Snyder, C. R., Harris, C., Anderson, J. R., Holleran, S. A., Irving, L. M., Sigmon, S. T., et al. (1991). The will and the ways: Development and validation of an individual-differences measure of hope. Journal of Personality and Social Psychology, 60, 570-585.

Srole, L. (1956). Social integration and certain corollaries. American Sociological Review, 21, 709-716.

slide34

Appendix A: The Community Service Self-Efficacy Scale1-------2-------3-------4-------5-------6-------7-------8-------9-------10Quite Certain Uncertain

  • ____ 1. If I choose to participate in community service in the future, I will be able to make a meaningful contribution.
  • ____ 2. In the future, I will be able to find community service opportunities which are relevant to my interests and abilities.
  • ____ 3. I am confident that, through community service, I can help in promoting social justice.
  • ____ 4. I am confident that, through community service, I can make a difference in my community.
  • ____ 5. I am confident that I can help individuals in need by participating in community service activities.
  • ____ 6. I am confident that, in future community service activities, I will be able to interact with relevant professionals in ways that are meaningful and effective.
  • ____ 7. I am confident that, through community service, I can help in promoting equal opportunity for citizens.
  • ____ 8. Through community service, I can apply knowledge in ways that solve “real-life” problems.
  • ____ 9. By participating in community service, I can help people to help themselves.
  • ____10. I am confident that I will participate in community service activities in the future.
slide35

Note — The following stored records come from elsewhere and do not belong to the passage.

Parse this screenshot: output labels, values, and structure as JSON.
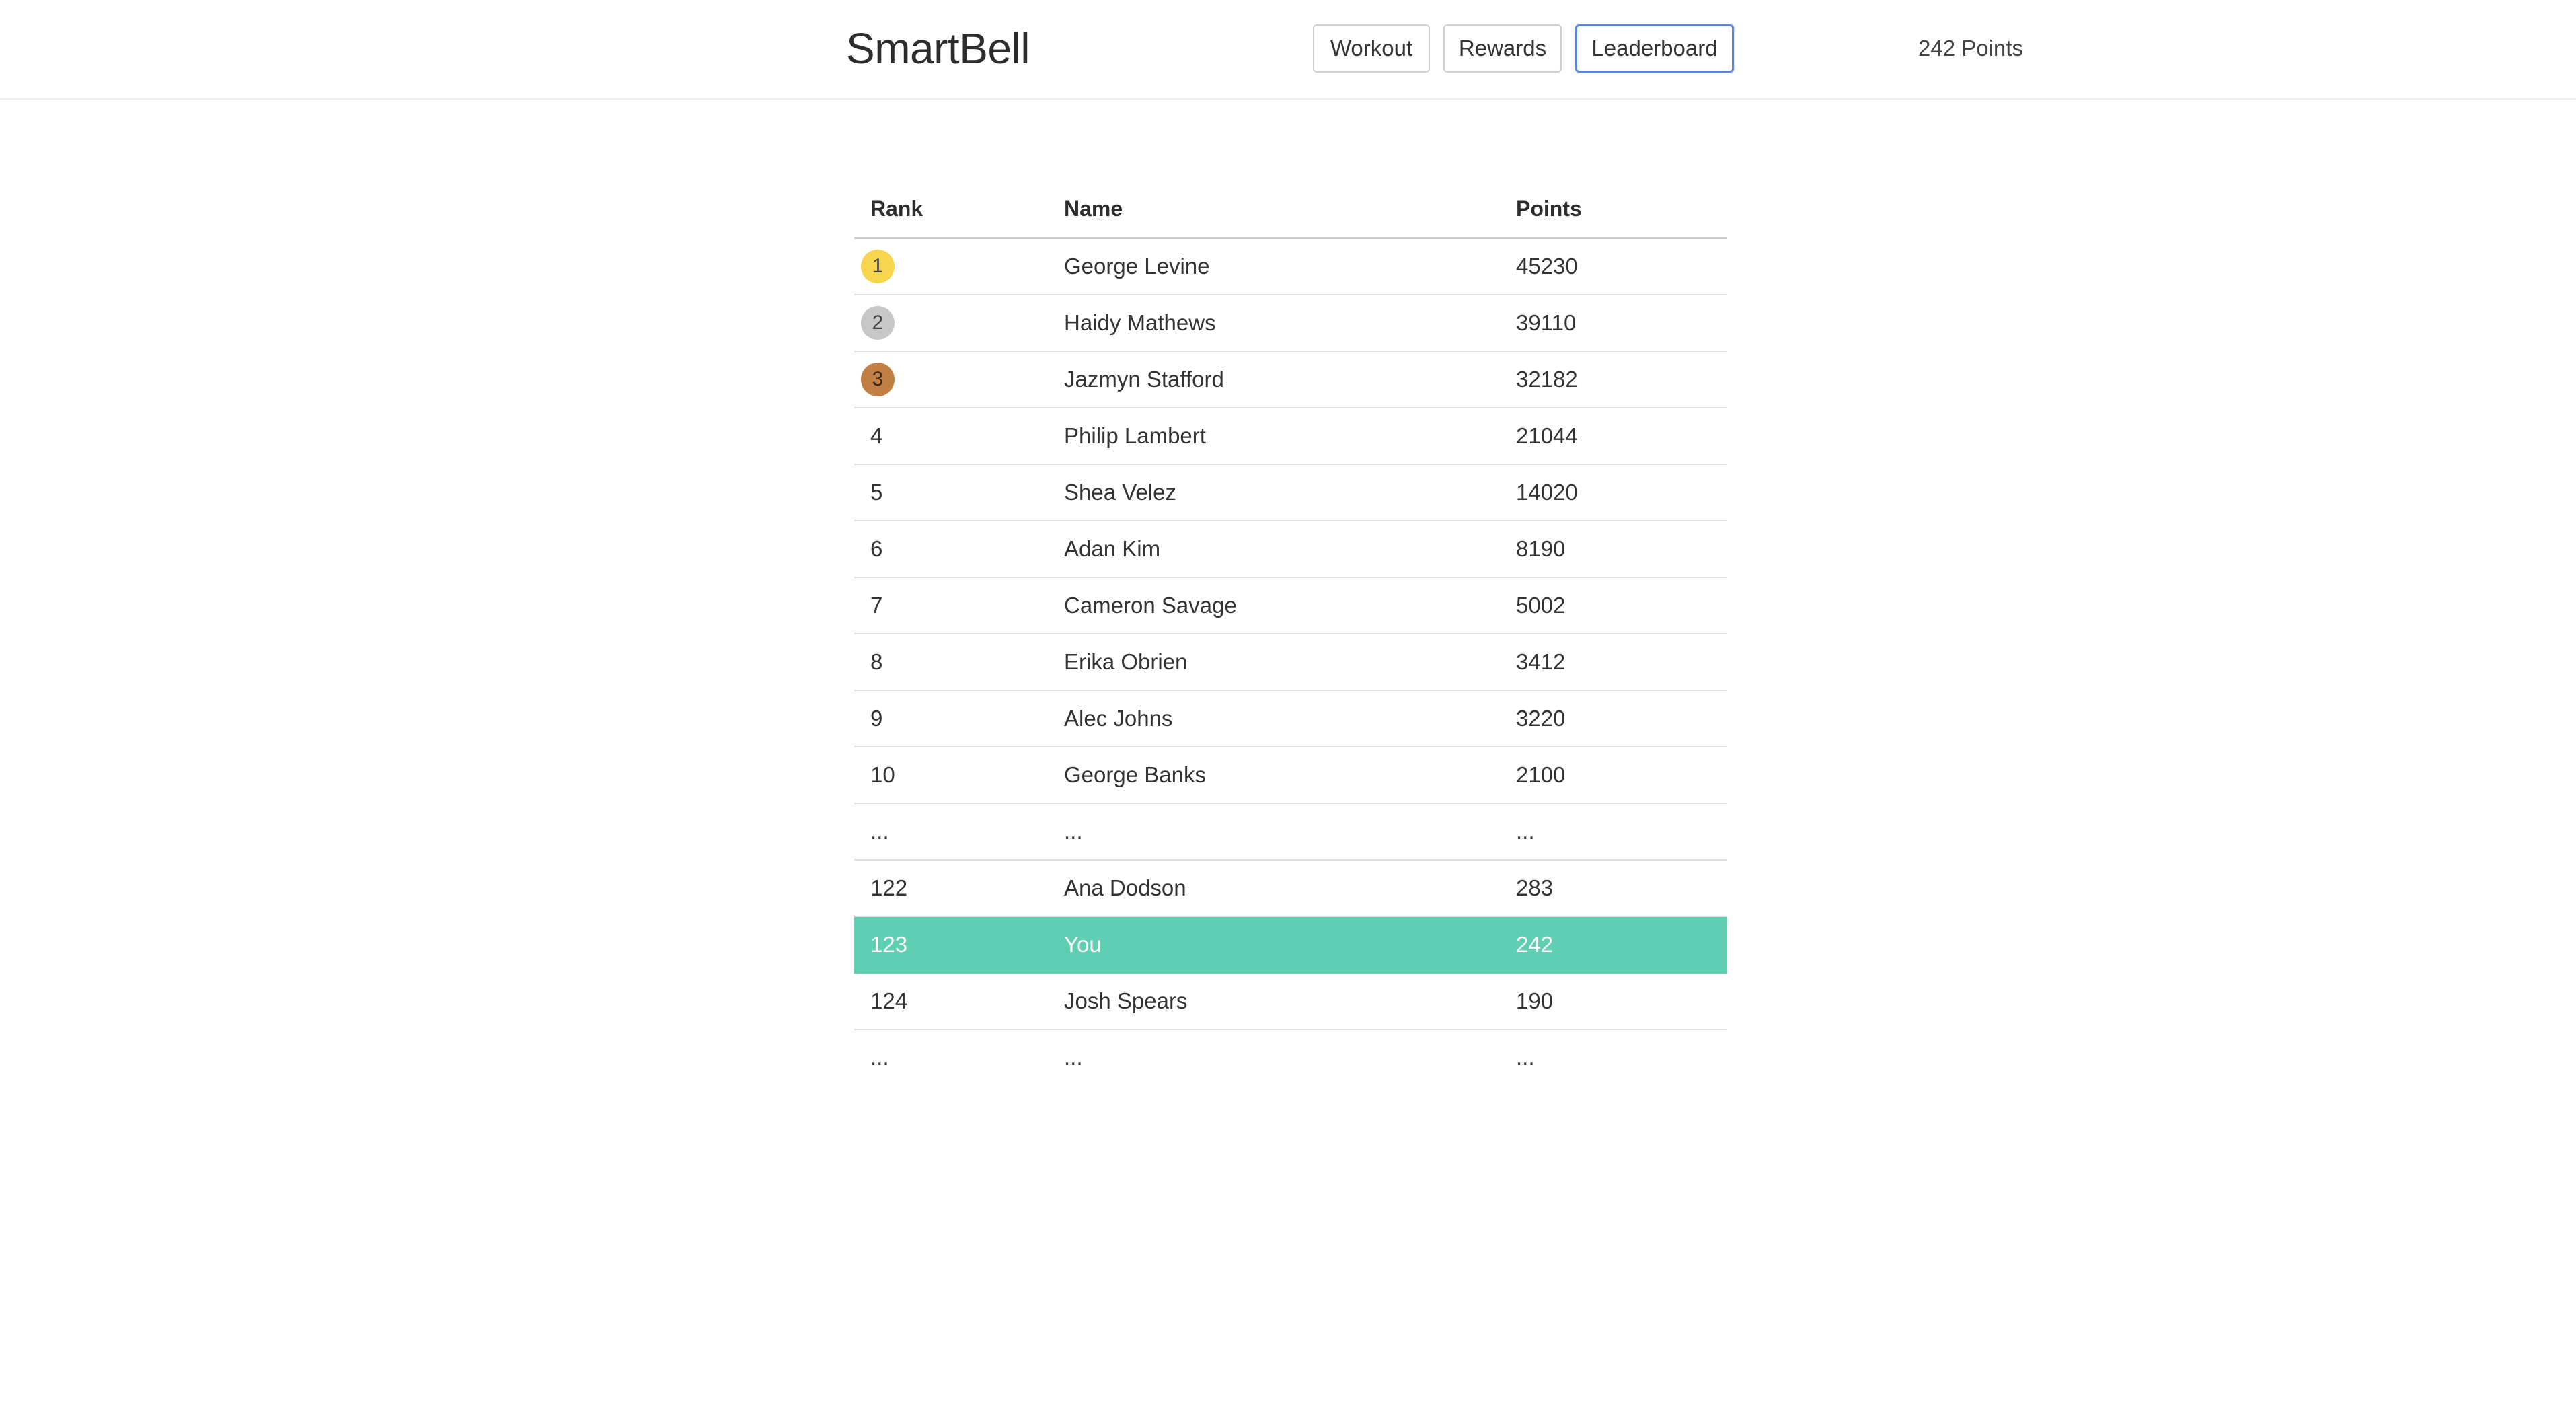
{
  "header": {
    "brand": "SmartBell",
    "nav": {
      "workout": "Workout",
      "rewards": "Rewards",
      "leaderboard": "Leaderboard"
    },
    "points_total": "242 Points"
  },
  "colors": {
    "highlight_row": "#5fcfb4",
    "active_tab_border": "#5b86d8",
    "gold": "#f7d64d",
    "silver": "#c7c7c7",
    "bronze": "#c27f43"
  },
  "table": {
    "headers": {
      "rank": "Rank",
      "name": "Name",
      "points": "Points"
    },
    "rows": [
      {
        "rank": "1",
        "name": "George Levine",
        "points": "45230",
        "medal": "gold"
      },
      {
        "rank": "2",
        "name": "Haidy Mathews",
        "points": "39110",
        "medal": "silver"
      },
      {
        "rank": "3",
        "name": "Jazmyn Stafford",
        "points": "32182",
        "medal": "bronze"
      },
      {
        "rank": "4",
        "name": "Philip Lambert",
        "points": "21044"
      },
      {
        "rank": "5",
        "name": "Shea Velez",
        "points": "14020"
      },
      {
        "rank": "6",
        "name": "Adan Kim",
        "points": "8190"
      },
      {
        "rank": "7",
        "name": "Cameron Savage",
        "points": "5002"
      },
      {
        "rank": "8",
        "name": "Erika Obrien",
        "points": "3412"
      },
      {
        "rank": "9",
        "name": "Alec Johns",
        "points": "3220"
      },
      {
        "rank": "10",
        "name": "George Banks",
        "points": "2100"
      },
      {
        "rank": "...",
        "name": "...",
        "points": "..."
      },
      {
        "rank": "122",
        "name": "Ana Dodson",
        "points": "283"
      },
      {
        "rank": "123",
        "name": "You",
        "points": "242",
        "highlight": true
      },
      {
        "rank": "124",
        "name": "Josh Spears",
        "points": "190"
      },
      {
        "rank": "...",
        "name": "...",
        "points": "..."
      }
    ]
  }
}
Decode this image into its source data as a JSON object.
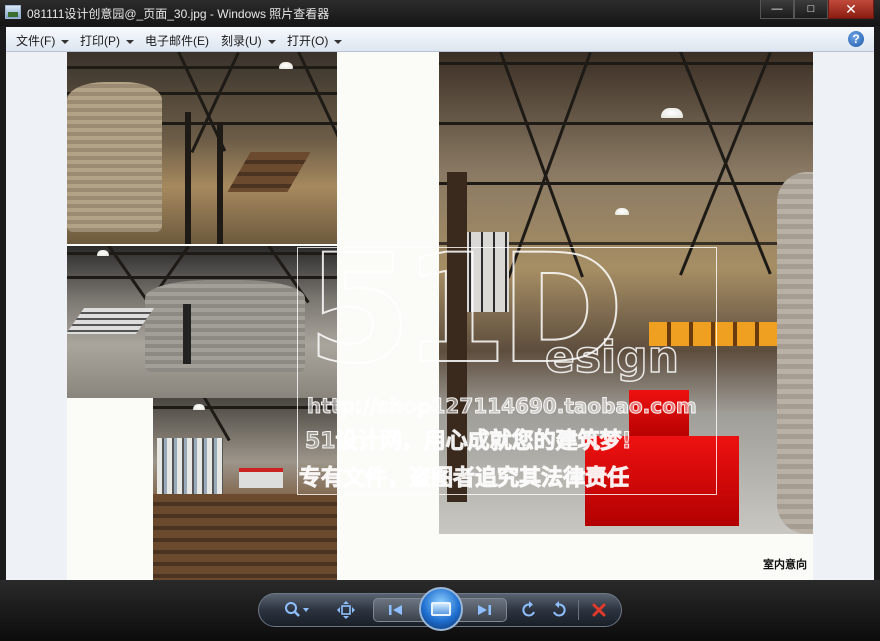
{
  "window": {
    "title": "081111设计创意园@_页面_30.jpg - Windows 照片查看器",
    "minimize": "—",
    "maximize": "□",
    "close": "✕"
  },
  "menu": {
    "items": [
      {
        "label": "文件(F)"
      },
      {
        "label": "打印(P)"
      },
      {
        "label": "电子邮件(E)"
      },
      {
        "label": "刻录(U)"
      },
      {
        "label": "打开(O)"
      }
    ],
    "help": "?"
  },
  "image": {
    "caption": "室内意向",
    "watermark": {
      "logo_main": "51",
      "logo_d": "D",
      "logo_design": "esign",
      "url": "http://shop127114690.taobao.com",
      "line1": "51设计网，用心成就您的建筑梦!",
      "line2": "专有文件，盗图者追究其法律责任"
    }
  },
  "controls": {
    "zoom_icon": "magnifier-icon",
    "fit_icon": "actual-size-icon",
    "prev_icon": "previous-icon",
    "slideshow_icon": "slideshow-icon",
    "next_icon": "next-icon",
    "rotate_ccw_icon": "rotate-counterclockwise-icon",
    "rotate_cw_icon": "rotate-clockwise-icon",
    "delete_icon": "delete-icon",
    "delete_color": "#e23a2a",
    "accent_color": "#8ec0ff"
  }
}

Appendix B: The Community Service Self-Efficacy Scale – Sensitive to Change Version (CSSES-SC)1-------2-------3-------4-------5-------6-------7-------8-------9-------10 Less than the Greater than the experienced participant experienced participant

Compared to an individual with 10 years of community service experience, how confident are you about…

____ 1. …making a meaningful contributions to the community through service? 

____ 2. …finding community service opportunities that are relevant to your interests and abilities?

____ 3. …helping to promote social justice through community service? 

____ 4. …making a difference in your community through service?

____ 5. …helping individuals in need by participating in community service activities?

____ 6. …interacting with professionals in meaningful and effective ways in future community service?

____ 7. ...helping to promote equal opportunity for citizens?

____ 8. …applying knowledge in ways that solve “real-life” problems?

____ 9. …helping people to help themselves?

____ 10. …being willing to participate in community service in the future? 

slide36

Appendix C: The Community Service Self-Efficacy Scale - Retrospective Version (CSSES-RV)1-------2-------3-------4-------5-------6-------7-------8-------9-------10 Quite Certain Uncertain

This course increased or strengthened my confidence that, in the future, I will be able to…

____ 1. …make meaningful contributions to the community through service. 

____ 2. …find community service opportunities which are relevant to my interests and abilities.

____ 3. …help in promoting social justice through community.

____ 4. …service.make a difference in the community through community service.

____ 5. …help individuals in need by participating in community service activities.

____ 6. …interact with relevant community professionals in ways that are meaningful and effective.

____ 7. …help in promoting equal opportunity for citizens through my community service activities.

____ 8. …apply my knowledge to community service in ways that help to solve “real-life” problems.

____ 9. …help people to help themselves as I engage in community.

____ 10. …commit myself to community service.